Right to review of Share Exchange Ratio and Cash Payments

Pursuant to Sec 225c of the Austrian Stock Corporation Act (AktG), shareholders may file an application for a review of the share exchange ratio determined or the cash compensation, if any, paid in the course of a merger if either of these were not adequate. However, so far, only (a) shareholder(s) who (at least taken together as a group of shareholders) held a minimum stake of 1 % or a participation in a nominal value of EUR 70,000 in at least one of the companies involved in the merger had the right to file such application.

Following a merger of two Austrian companies resolved upon in a shareholders' meeting during September 2009, a group of shareholders of the absorbing entity filed a motion for a review of the share exchange ratio, arguing that the transferring entity had been valued at a premium of at least 25 to 50 % relative to the absorbing entity. As a consequence, the shareholders of the absorbing entity would be diluted considerably.

At the time of the shareholders' meeting, the claimants together held a stake of 0.00318 %, respectively in a nominal value of EUR 30,442.65 in the absorbing entity.

Current Thresholds are unconstitutional

The court of first instance dismissed the motion because the shareholders did not meet the thresholds set forth in Sec 225c AktG (1 % or EUR 70,000).

Upon appeal by the shareholders, the Vienna Higher Regional Court of Appeals (Oberlandesgericht Wien) submitted the case to the Austrian Constitutional Court. It took the view that Sec 225c (in the relevant part) was unconstitutional, mainly for three reasons, which can be roughly summarized as follows:

  • In a (regular) capital increase, shareholders have statutory subscription rights which, if exercised, protect them against dilution.
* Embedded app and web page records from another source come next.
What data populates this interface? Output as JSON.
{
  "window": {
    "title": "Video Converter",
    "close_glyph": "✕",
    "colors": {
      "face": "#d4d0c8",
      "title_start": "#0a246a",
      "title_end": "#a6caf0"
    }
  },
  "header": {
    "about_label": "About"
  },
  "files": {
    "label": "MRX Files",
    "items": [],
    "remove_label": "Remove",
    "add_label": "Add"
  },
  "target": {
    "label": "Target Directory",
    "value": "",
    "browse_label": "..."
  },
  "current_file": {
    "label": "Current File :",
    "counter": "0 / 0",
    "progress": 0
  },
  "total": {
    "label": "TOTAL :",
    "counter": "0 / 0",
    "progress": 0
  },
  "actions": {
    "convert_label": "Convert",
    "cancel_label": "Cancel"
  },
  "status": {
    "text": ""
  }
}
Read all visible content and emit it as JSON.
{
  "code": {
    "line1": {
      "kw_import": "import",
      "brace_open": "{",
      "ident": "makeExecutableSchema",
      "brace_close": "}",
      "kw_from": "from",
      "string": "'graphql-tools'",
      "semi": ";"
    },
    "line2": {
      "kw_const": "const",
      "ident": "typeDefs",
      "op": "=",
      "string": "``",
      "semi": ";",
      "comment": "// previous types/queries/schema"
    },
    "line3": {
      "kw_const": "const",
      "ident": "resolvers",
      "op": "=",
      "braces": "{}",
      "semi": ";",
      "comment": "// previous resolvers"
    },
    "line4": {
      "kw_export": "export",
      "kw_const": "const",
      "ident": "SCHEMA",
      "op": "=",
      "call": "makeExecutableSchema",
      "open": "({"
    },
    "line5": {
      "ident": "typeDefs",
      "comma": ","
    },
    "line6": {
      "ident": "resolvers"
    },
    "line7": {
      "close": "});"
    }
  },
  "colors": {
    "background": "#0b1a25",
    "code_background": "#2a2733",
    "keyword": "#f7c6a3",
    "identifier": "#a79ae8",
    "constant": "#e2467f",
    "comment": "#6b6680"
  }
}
If these subscription rights are excluded, each shareholder (irrespective of the size of their stake) may seek to invalidate the shareholders' resolution arguing that the subscription price was determined at an inadequately low level; in a capital increase in a merger, the statutory subscription rights do not apply. Nonetheless, only shareholders who meet the minimum thresholds of Sec 225c AktG can seek recourse. In the view of the court, there was no objective justification for such differentiation.
  • A merger affects proprietary rights of shareholders. While curtailing proprietary rights may be permissible under constitutional principles, this is only the case if restrictions are necessary and proportionate. The full exclusion of review rights under Sec 225c AktG did again not appear to be objectively justifiable.
  • Such complete exclusion of a review of proprietary rights by a court might also violate Art 6 ECHR.

The Constitutional Court had already in 2005 lifted a provision of the Austria De-Merger Act which contained the same minimum thresholds for a review of cash compensation payable in a de-merger.
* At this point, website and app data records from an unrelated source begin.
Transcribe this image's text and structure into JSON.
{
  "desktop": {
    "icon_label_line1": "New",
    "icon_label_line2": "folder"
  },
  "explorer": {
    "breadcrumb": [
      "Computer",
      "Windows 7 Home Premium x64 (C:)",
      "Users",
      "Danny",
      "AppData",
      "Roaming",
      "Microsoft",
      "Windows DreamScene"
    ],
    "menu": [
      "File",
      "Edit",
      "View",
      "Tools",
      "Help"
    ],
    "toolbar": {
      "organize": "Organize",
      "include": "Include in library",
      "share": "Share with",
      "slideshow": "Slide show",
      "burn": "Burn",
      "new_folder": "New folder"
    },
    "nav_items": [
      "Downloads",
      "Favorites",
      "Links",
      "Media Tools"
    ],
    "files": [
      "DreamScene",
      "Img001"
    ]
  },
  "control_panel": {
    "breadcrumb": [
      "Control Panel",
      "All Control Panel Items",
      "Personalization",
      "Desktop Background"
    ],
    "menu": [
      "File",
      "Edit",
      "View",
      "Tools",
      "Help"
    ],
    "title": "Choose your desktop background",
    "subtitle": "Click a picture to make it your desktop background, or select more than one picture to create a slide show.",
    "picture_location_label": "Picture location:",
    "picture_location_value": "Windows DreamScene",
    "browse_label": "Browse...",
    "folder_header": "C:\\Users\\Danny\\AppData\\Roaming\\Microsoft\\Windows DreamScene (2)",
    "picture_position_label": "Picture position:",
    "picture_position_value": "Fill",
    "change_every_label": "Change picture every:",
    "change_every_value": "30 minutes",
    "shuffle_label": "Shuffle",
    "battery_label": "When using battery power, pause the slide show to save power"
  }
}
Also in the case at hand, the Constitutional Court sided with the shareholders. It took up the second line of argument presented by the appeals court. It agreed that an inadequately determined share exchange ratio would lead to a dilution of the existing shareholders of the absorbing entity and that such dilution would be a "curtailing of proprietary rights" within the meaning of constitutional law. To be constitutional, such a curtailing of proprietary rights would need to be in the public interest, proportionate and objectively justified. Citing arguments of its 2005 decision, the court repeated that a full exclusion of a right to request a review of the share exchange ratio by an independent court did not meet these constitutional requirements. Neither the fact that the share exchange ratio is reviewed by a merger auditor nor the risk that review proceedings could be initiated abusively would change that.
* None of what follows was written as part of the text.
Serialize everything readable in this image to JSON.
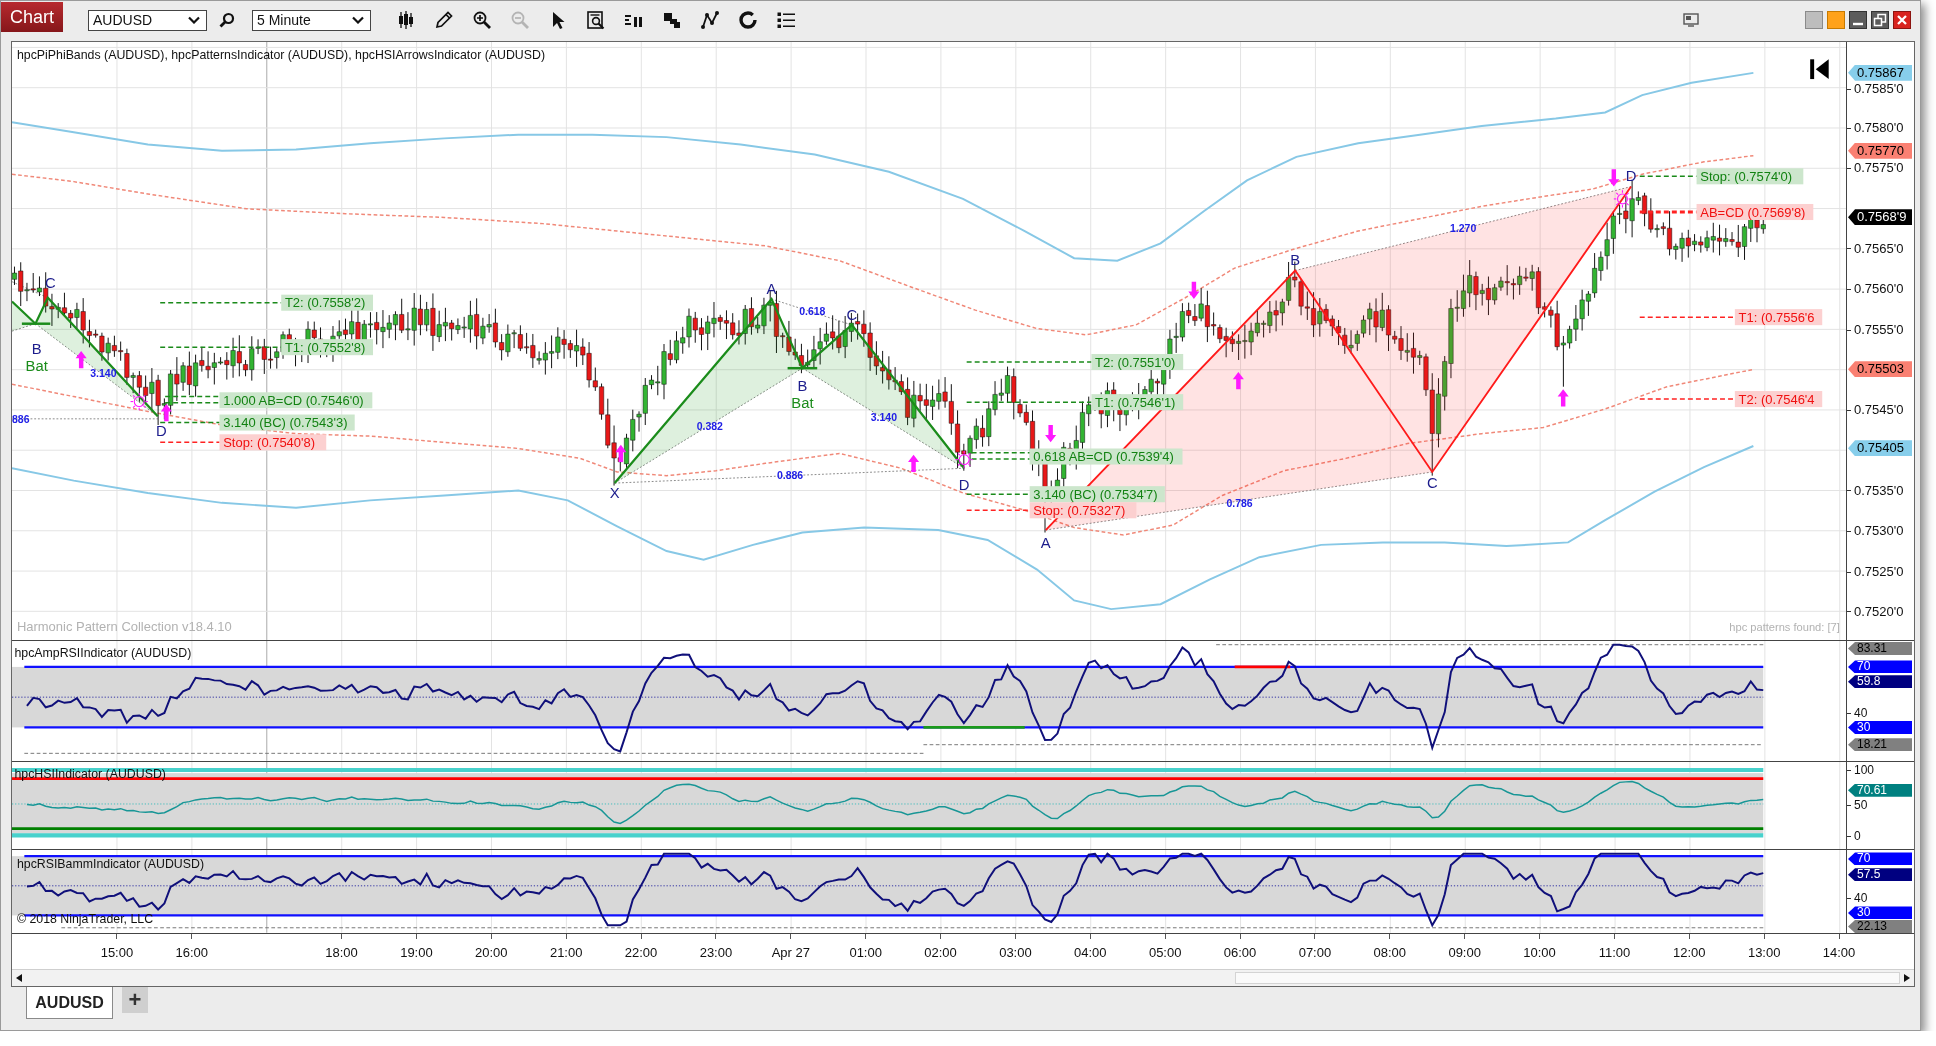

The Constitutional Court's ruling must be published in the Official Gazette without delay and will be effective immediately upon such publication.

The content of this article is intended to provide a general guide to the subject matter. Specialist advice should be sought about your specific circumstances.